On 18 November 2009, the flight crew of an Israel Aircraft Industries Westwind 1124A aircraft, registered VH-NGA, was attempting a night approach and landing at Norfolk Island on an aeromedical flight from Apia, Samoa. On board were the pilot in command and copilot, and a doctor, nurse, patient and one passenger. On arrival, weather conditions prevented the crew from seeing the runway or its visual aids and therefore from landing. The pilot in command elected to ditch the aircraft in the sea before the aircraft’s fuel was exhausted. The aircraft broke in two after ditching. All the occupants escaped from the aircraft and were rescued by boat.
Probable cause:
The pilot in command did not plan the flight in accordance with the existing regulatory and operator requirements, precluding a full understanding and management of the potential hazards affecting the flight. The flight crew did not source the most recent Norfolk Island Airport forecast, or seek and apply other relevant weather and other information at the most relevant stage of the flight to fully inform their decision of whether to continue the flight to the island, or to divert to another destination. The flight crew’s delayed awareness of the deteriorating weather at Norfolk Island combined with incomplete flight planning to influence the decision to continue to the island, rather than divert to a suitable alternate.

Final Report:

Crash of a Piper PA-31 Navajo Chieftain in Darwin

Date & Time: Feb 6, 2009 at 0840 LT
Operator:
Registration:
VH-TFX
Flight Phase:
Flight Type:
Survivors:
Yes
Schedule:
Darwin-Maningrida
MSN:
31-8152143
YOM:
1981
Country:
Region:
Crew on board:
1
Crew fatalities:
Pax on board:
5
Pax fatalities:
Other fatalities:
Total fatalities:
0
Circumstances:

Shortly after take off, engine problem forced the pilot to return to the airport but the aircraft crashed 200 meters off shore. All occupants were rescued but the aircraft was damaged beyond repair.

Crash of a Piper PA-31 Navajo Chieftain in Bathurst: 4 killed

Date & Time: Nov 7, 2008 at 2024 LT
Operator:
Registration:
VH-OPC
Flight Phase:
Flight Type:
Survivors:
No
Schedule:
Melbourne-Bathurst-Port Macquarie
MSN:
31-7952082
YOM:
1979
Country:
Region:
Crew on board:
1
Crew fatalities:
Pax on board:
3
Pax fatalities:
Other fatalities:
Total fatalities:
4
Captain / Total flying hours:
2061
Aircraft flight hours:
11000
Circumstances:

The twin engine aircraft crashed shortly after take off from Bathurst airport, outbound for Port Macquarie.
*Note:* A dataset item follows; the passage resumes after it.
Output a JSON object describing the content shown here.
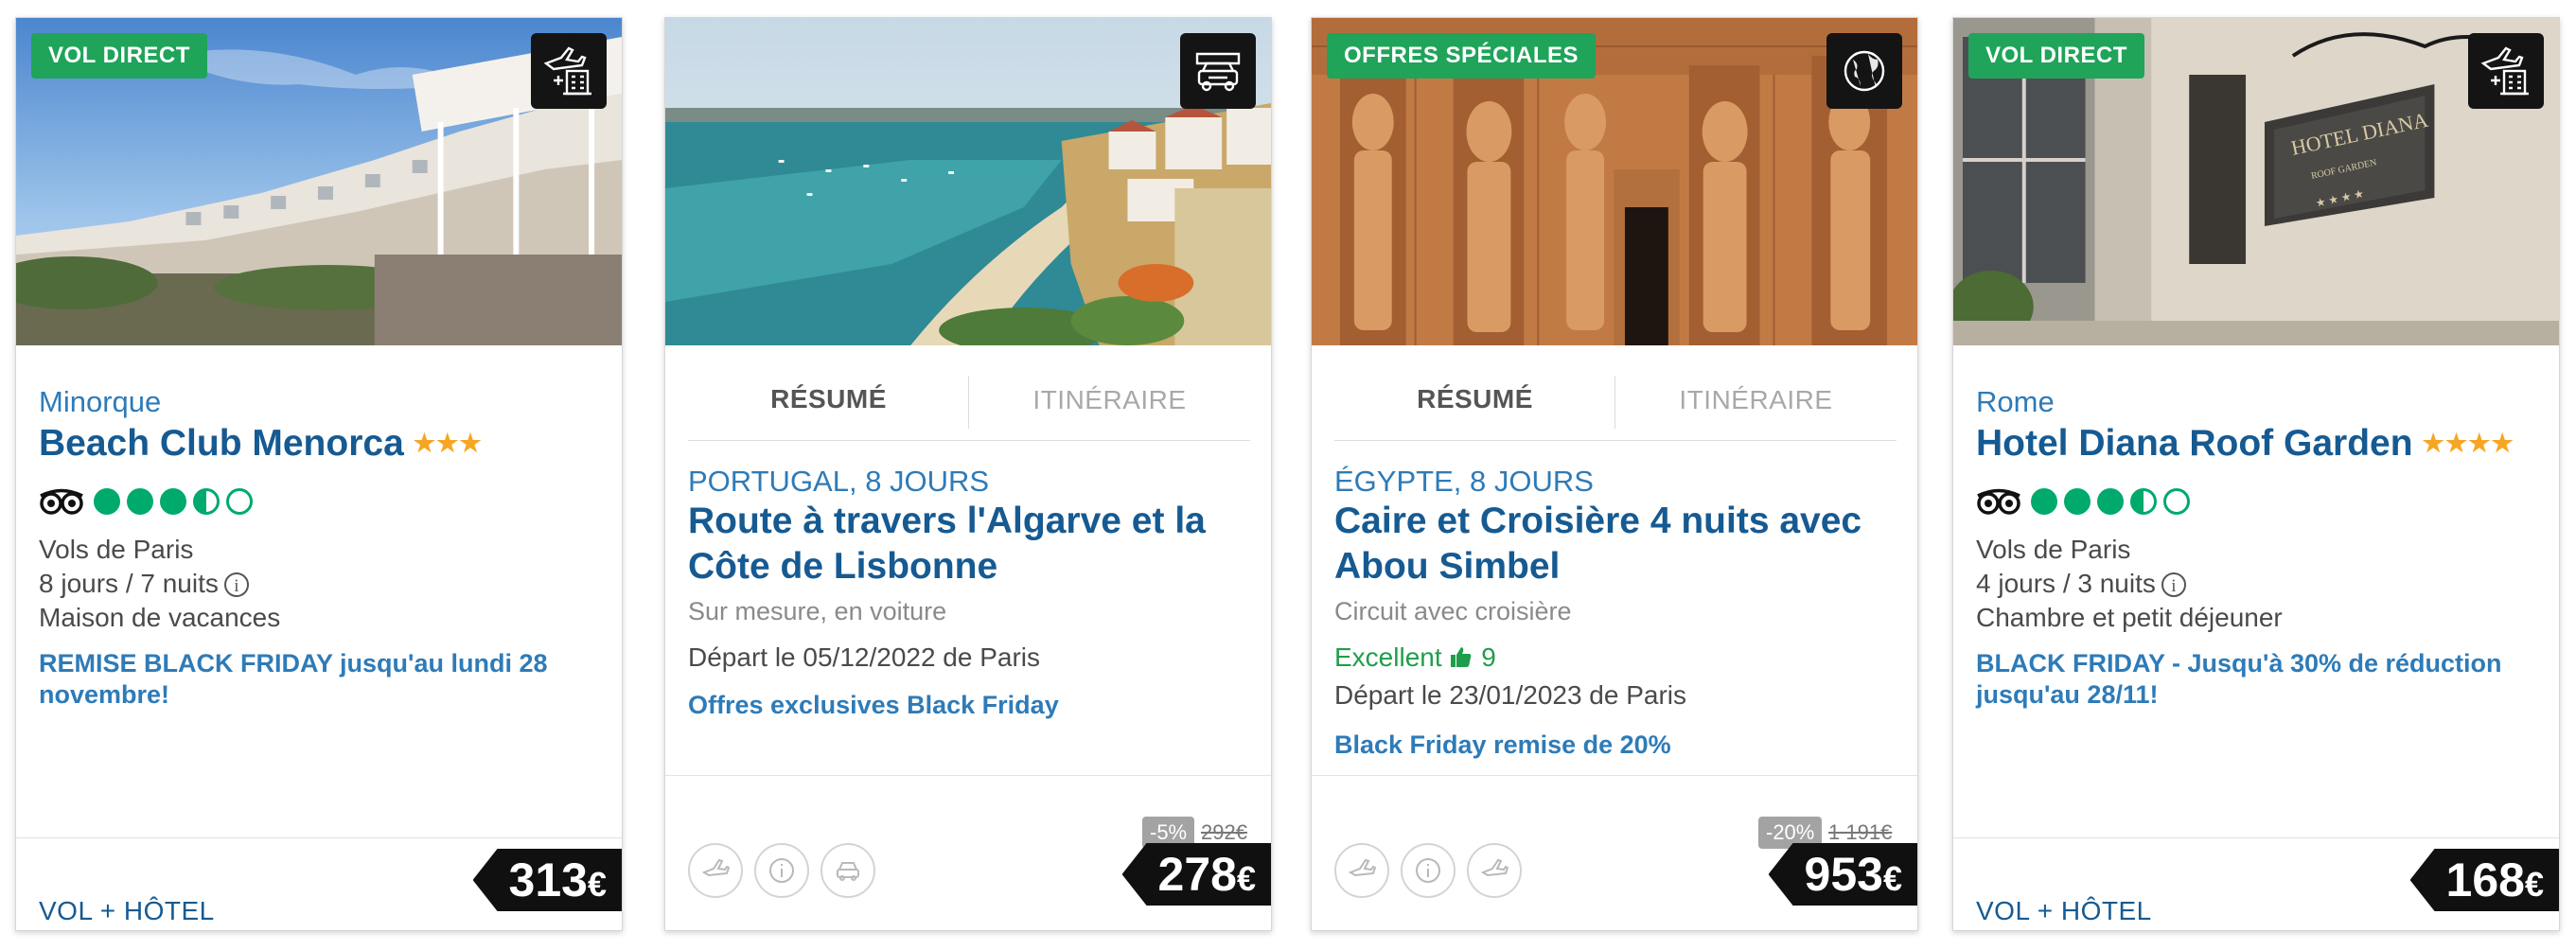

The aircraft hit trees and crashed in an open field located 3 km from airport. All 4 occupants were killed. According ATSB, investigation was unable to establish why the aircraft collided with terrain; however, pilot spatial disorientation or pilot incapacitation could not be discounted.